● **Instructions for the task**
An exact reproduction of the records is required. Images must be left out.

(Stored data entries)

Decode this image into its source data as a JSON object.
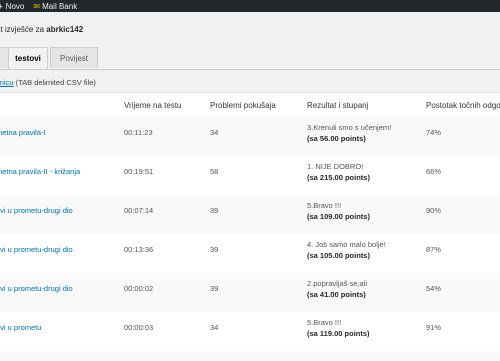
{
  "adminbar": {
    "plus": "+",
    "new_label": "Novo",
    "mail_label": "Mail Bank"
  },
  "subtitle": {
    "prefix": "est izvješće za",
    "user": "abrkic142"
  },
  "tabs": [
    {
      "label": "",
      "active": false
    },
    {
      "label": "testovi",
      "active": true
    },
    {
      "label": "Povijest",
      "active": false
    }
  ],
  "csv": {
    "link_text": "tranicu",
    "note": "(TAB delimited CSV file)"
  },
  "table": {
    "headers": {
      "name": "",
      "time": "Vrijeme na testu",
      "problems": "Problemi pokušaja",
      "result": "Rezultat i stupanj",
      "percent": "Postotak točnih odgo"
    },
    "rows": [
      {
        "name": "metna pravila-I",
        "time": "00:11:23",
        "problems": "34",
        "result": "3.Krenuli smo s učenjem!",
        "points": "(sa 56.00 points)",
        "percent": "74%"
      },
      {
        "name": "metna pravila-II - križanja",
        "time": "00:19:51",
        "problems": "58",
        "result": "1. NIJE DOBRO!",
        "points": "(sa 215.00 points)",
        "percent": "66%"
      },
      {
        "name": "ovi u prometu-drugi dio",
        "time": "00:07:14",
        "problems": "39",
        "result": "5.Bravo !!!",
        "points": "(sa 109.00 points)",
        "percent": "90%"
      },
      {
        "name": "ovi u prometu-drugi dio",
        "time": "00:13:36",
        "problems": "39",
        "result": "4. Još samo malo bolje!",
        "points": "(sa 105.00 points)",
        "percent": "87%"
      },
      {
        "name": "ovi u prometu-drugi dio",
        "time": "00:00:02",
        "problems": "39",
        "result": "2.popravljaš se,ali",
        "points": "(sa 41.00 points)",
        "percent": "54%"
      },
      {
        "name": "ovi u prometu",
        "time": "00:00:03",
        "problems": "34",
        "result": "5.Bravo !!!",
        "points": "(sa 119.00 points)",
        "percent": "91%"
      }
    ]
  }
}
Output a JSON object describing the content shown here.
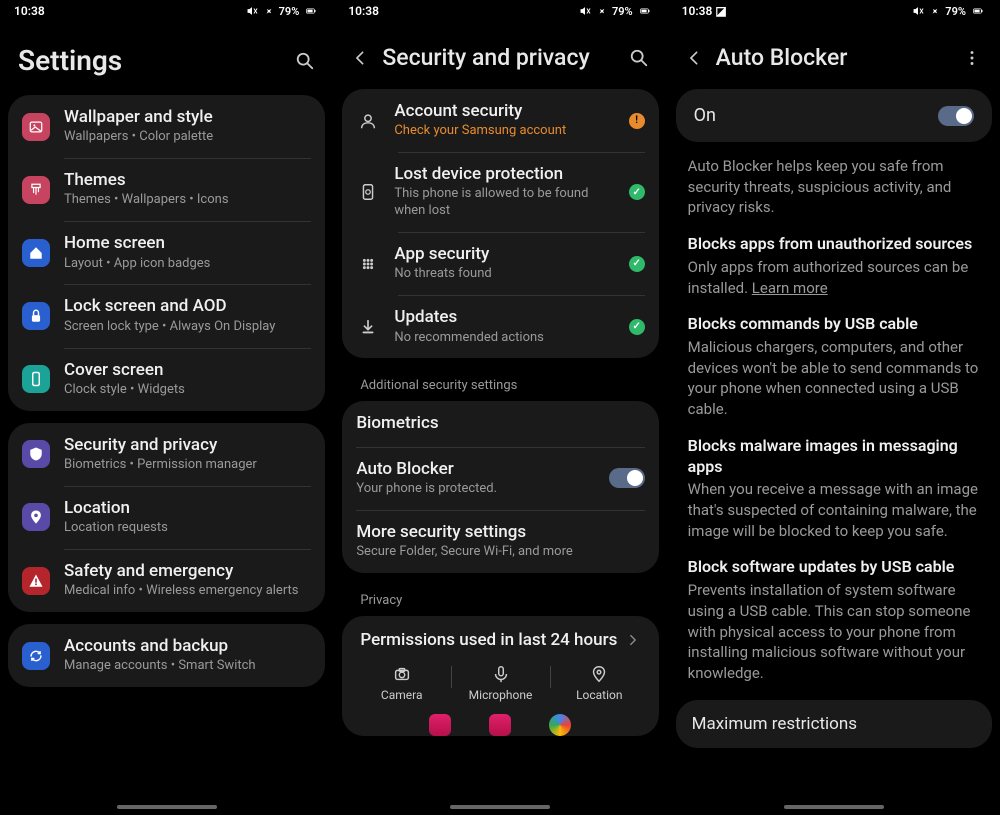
{
  "status": {
    "time": "10:38",
    "battery": "79%"
  },
  "screen1": {
    "title": "Settings",
    "groups": [
      [
        {
          "icon_bg": "#c74460",
          "svg": "image",
          "title": "Wallpaper and style",
          "sub": "Wallpapers  •  Color palette"
        },
        {
          "icon_bg": "#c74460",
          "svg": "brush",
          "title": "Themes",
          "sub": "Themes  •  Wallpapers  •  Icons"
        },
        {
          "icon_bg": "#2a5fd0",
          "svg": "home",
          "title": "Home screen",
          "sub": "Layout  •  App icon badges"
        },
        {
          "icon_bg": "#2a5fd0",
          "svg": "lock",
          "title": "Lock screen and AOD",
          "sub": "Screen lock type  •  Always On Display"
        },
        {
          "icon_bg": "#1aa396",
          "svg": "phone",
          "title": "Cover screen",
          "sub": "Clock style  •  Widgets"
        }
      ],
      [
        {
          "icon_bg": "#5a4aa8",
          "svg": "shield",
          "title": "Security and privacy",
          "sub": "Biometrics  •  Permission manager"
        },
        {
          "icon_bg": "#5a4aa8",
          "svg": "pin",
          "title": "Location",
          "sub": "Location requests"
        },
        {
          "icon_bg": "#b5262c",
          "svg": "alert",
          "title": "Safety and emergency",
          "sub": "Medical info  •  Wireless emergency alerts"
        }
      ],
      [
        {
          "icon_bg": "#2a5fd0",
          "svg": "sync",
          "title": "Accounts and backup",
          "sub": "Manage accounts  •  Smart Switch"
        }
      ]
    ]
  },
  "screen2": {
    "title": "Security and privacy",
    "items": [
      {
        "svg": "user",
        "title": "Account security",
        "sub": "Check your Samsung account",
        "sub_warn": true,
        "status": "orange"
      },
      {
        "svg": "phonefind",
        "title": "Lost device protection",
        "sub": "This phone is allowed to be found when lost",
        "status": "green"
      },
      {
        "svg": "grid",
        "title": "App security",
        "sub": "No threats found",
        "status": "green"
      },
      {
        "svg": "download",
        "title": "Updates",
        "sub": "No recommended actions",
        "status": "green"
      }
    ],
    "section1_label": "Additional security settings",
    "section1": [
      {
        "title": "Biometrics"
      },
      {
        "title": "Auto Blocker",
        "sub": "Your phone is protected.",
        "toggle": true
      },
      {
        "title": "More security settings",
        "sub": "Secure Folder, Secure Wi-Fi, and more"
      }
    ],
    "section2_label": "Privacy",
    "perms": {
      "title": "Permissions used in last 24 hours",
      "items": [
        {
          "label": "Camera",
          "svg": "camera"
        },
        {
          "label": "Microphone",
          "svg": "mic"
        },
        {
          "label": "Location",
          "svg": "pin"
        }
      ]
    }
  },
  "screen3": {
    "title": "Auto Blocker",
    "on_label": "On",
    "intro": "Auto Blocker helps keep you safe from security threats, suspicious activity, and privacy risks.",
    "blocks": [
      {
        "title": "Blocks apps from unauthorized sources",
        "body": "Only apps from authorized sources can be installed. ",
        "link": "Learn more"
      },
      {
        "title": "Blocks commands by USB cable",
        "body": "Malicious chargers, computers, and other devices won't be able to send commands to your phone when connected using a USB cable."
      },
      {
        "title": "Blocks malware images in messaging apps",
        "body": "When you receive a message with an image that's suspected of containing malware, the image will be blocked to keep you safe."
      },
      {
        "title": "Block software updates by USB cable",
        "body": "Prevents installation of system software using a USB cable. This can stop someone with physical access to your phone from installing malicious software without your knowledge."
      }
    ],
    "footer_item": "Maximum restrictions"
  }
}
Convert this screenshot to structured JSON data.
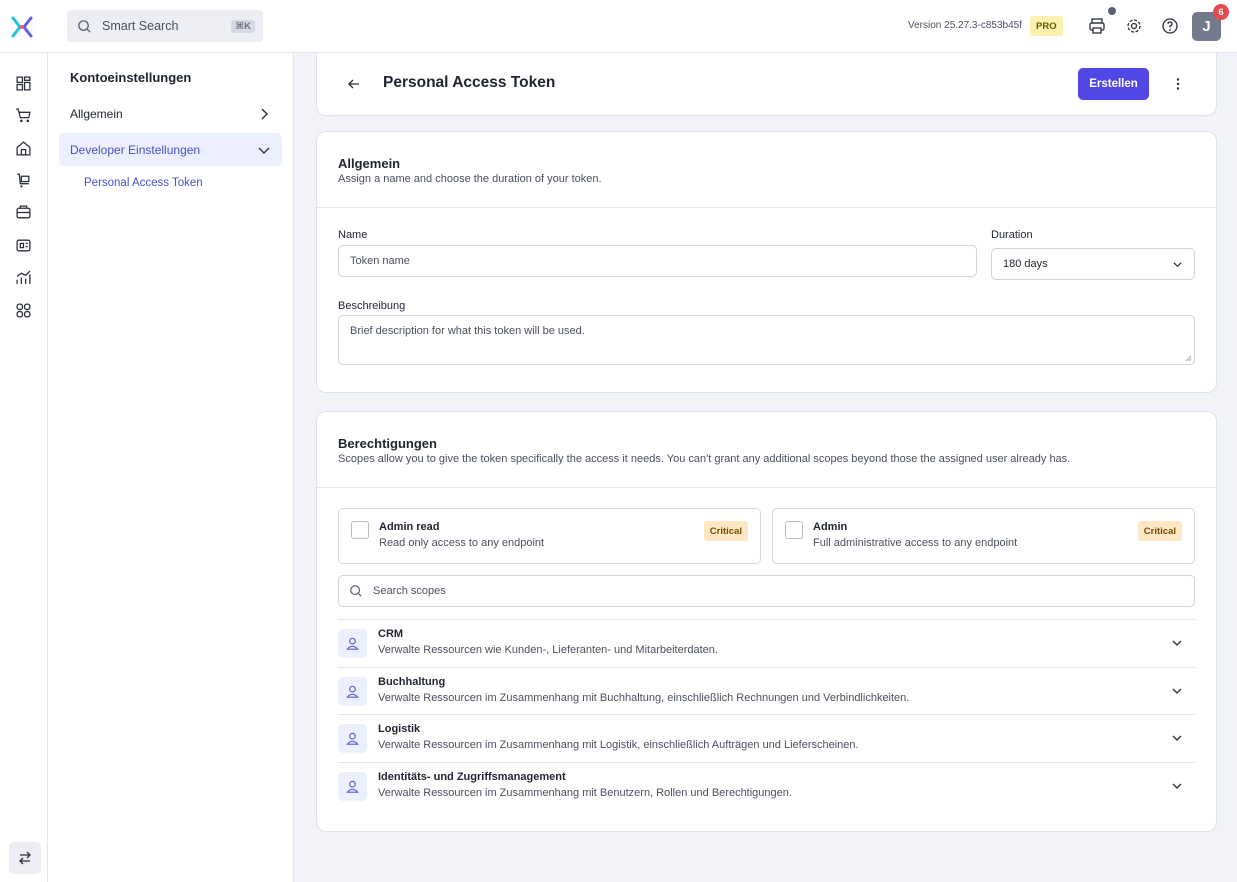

● **Result**
Decode this image into its source data as a JSON object.
{
  "adminbar": {
    "plus": "+",
    "new_label": "Novo",
    "mail_label": "Mail Bank"
  },
  "subtitle": {
    "prefix": "est izvješće za",
    "user": "abrkic142"
  },
  "tabs": [
    {
      "label": "",
      "active": false
    },
    {
      "label": "testovi",
      "active": true
    },
    {
      "label": "Povijest",
      "active": false
    }
  ],
  "csv": {
    "link_text": "tranicu",
    "note": "(TAB delimited CSV file)"
  },
  "table": {
    "headers": {
      "name": "",
      "time": "Vrijeme na testu",
      "problems": "Problemi pokušaja",
      "result": "Rezultat i stupanj",
      "percent": "Postotak točnih odgo"
    },
    "rows": [
      {
        "name": "metna pravila-I",
        "time": "00:11:23",
        "problems": "34",
        "result": "3.Krenuli smo s učenjem!",
        "points": "(sa 56.00 points)",
        "percent": "74%"
      },
      {
        "name": "metna pravila-II - križanja",
        "time": "00:19:51",
        "problems": "58",
        "result": "1. NIJE DOBRO!",
        "points": "(sa 215.00 points)",
        "percent": "66%"
      },
      {
        "name": "ovi u prometu-drugi dio",
        "time": "00:07:14",
        "problems": "39",
        "result": "5.Bravo !!!",
        "points": "(sa 109.00 points)",
        "percent": "90%"
      },
      {
        "name": "ovi u prometu-drugi dio",
        "time": "00:13:36",
        "problems": "39",
        "result": "4. Još samo malo bolje!",
        "points": "(sa 105.00 points)",
        "percent": "87%"
      },
      {
        "name": "ovi u prometu-drugi dio",
        "time": "00:00:02",
        "problems": "39",
        "result": "2.popravljaš se,ali",
        "points": "(sa 41.00 points)",
        "percent": "54%"
      },
      {
        "name": "ovi u prometu",
        "time": "00:00:03",
        "problems": "34",
        "result": "5.Bravo !!!",
        "points": "(sa 119.00 points)",
        "percent": "91%"
      }
    ]
  }
}
Output a JSON object describing the content shown here.
{
  "status": {
    "time": "10:38",
    "battery": "79%"
  },
  "screen1": {
    "title": "Settings",
    "groups": [
      [
        {
          "icon_bg": "#c74460",
          "svg": "image",
          "title": "Wallpaper and style",
          "sub": "Wallpapers  •  Color palette"
        },
        {
          "icon_bg": "#c74460",
          "svg": "brush",
          "title": "Themes",
          "sub": "Themes  •  Wallpapers  •  Icons"
        },
        {
          "icon_bg": "#2a5fd0",
          "svg": "home",
          "title": "Home screen",
          "sub": "Layout  •  App icon badges"
        },
        {
          "icon_bg": "#2a5fd0",
          "svg": "lock",
          "title": "Lock screen and AOD",
          "sub": "Screen lock type  •  Always On Display"
        },
        {
          "icon_bg": "#1aa396",
          "svg": "phone",
          "title": "Cover screen",
          "sub": "Clock style  •  Widgets"
        }
      ],
      [
        {
          "icon_bg": "#5a4aa8",
          "svg": "shield",
          "title": "Security and privacy",
          "sub": "Biometrics  •  Permission manager"
        },
        {
          "icon_bg": "#5a4aa8",
          "svg": "pin",
          "title": "Location",
          "sub": "Location requests"
        },
        {
          "icon_bg": "#b5262c",
          "svg": "alert",
          "title": "Safety and emergency",
          "sub": "Medical info  •  Wireless emergency alerts"
        }
      ],
      [
        {
          "icon_bg": "#2a5fd0",
          "svg": "sync",
          "title": "Accounts and backup",
          "sub": "Manage accounts  •  Smart Switch"
        }
      ]
    ]
  },
  "screen2": {
    "title": "Security and privacy",
    "items": [
      {
        "svg": "user",
        "title": "Account security",
        "sub": "Check your Samsung account",
        "sub_warn": true,
        "status": "orange"
      },
      {
        "svg": "phonefind",
        "title": "Lost device protection",
        "sub": "This phone is allowed to be found when lost",
        "status": "green"
      },
      {
        "svg": "grid",
        "title": "App security",
        "sub": "No threats found",
        "status": "green"
      },
      {
        "svg": "download",
        "title": "Updates",
        "sub": "No recommended actions",
        "status": "green"
      }
    ],
    "section1_label": "Additional security settings",
    "section1": [
      {
        "title": "Biometrics"
      },
      {
        "title": "Auto Blocker",
        "sub": "Your phone is protected.",
        "toggle": true
      },
      {
        "title": "More security settings",
        "sub": "Secure Folder, Secure Wi-Fi, and more"
      }
    ],
    "section2_label": "Privacy",
    "perms": {
      "title": "Permissions used in last 24 hours",
      "items": [
        {
          "label": "Camera",
          "svg": "camera"
        },
        {
          "label": "Microphone",
          "svg": "mic"
        },
        {
          "label": "Location",
          "svg": "pin"
        }
      ]
    }
  },
  "screen3": {
    "title": "Auto Blocker",
    "on_label": "On",
    "intro": "Auto Blocker helps keep you safe from security threats, suspicious activity, and privacy risks.",
    "blocks": [
      {
        "title": "Blocks apps from unauthorized sources",
        "body": "Only apps from authorized sources can be installed. ",
        "link": "Learn more"
      },
      {
        "title": "Blocks commands by USB cable",
        "body": "Malicious chargers, computers, and other devices won't be able to send commands to your phone when connected using a USB cable."
      },
      {
        "title": "Blocks malware images in messaging apps",
        "body": "When you receive a message with an image that's suspected of containing malware, the image will be blocked to keep you safe."
      },
      {
        "title": "Block software updates by USB cable",
        "body": "Prevents installation of system software using a USB cable. This can stop someone with physical access to your phone from installing malicious software without your knowledge."
      }
    ],
    "footer_item": "Maximum restrictions"
  }
}
Convert this screenshot to structured JSON data.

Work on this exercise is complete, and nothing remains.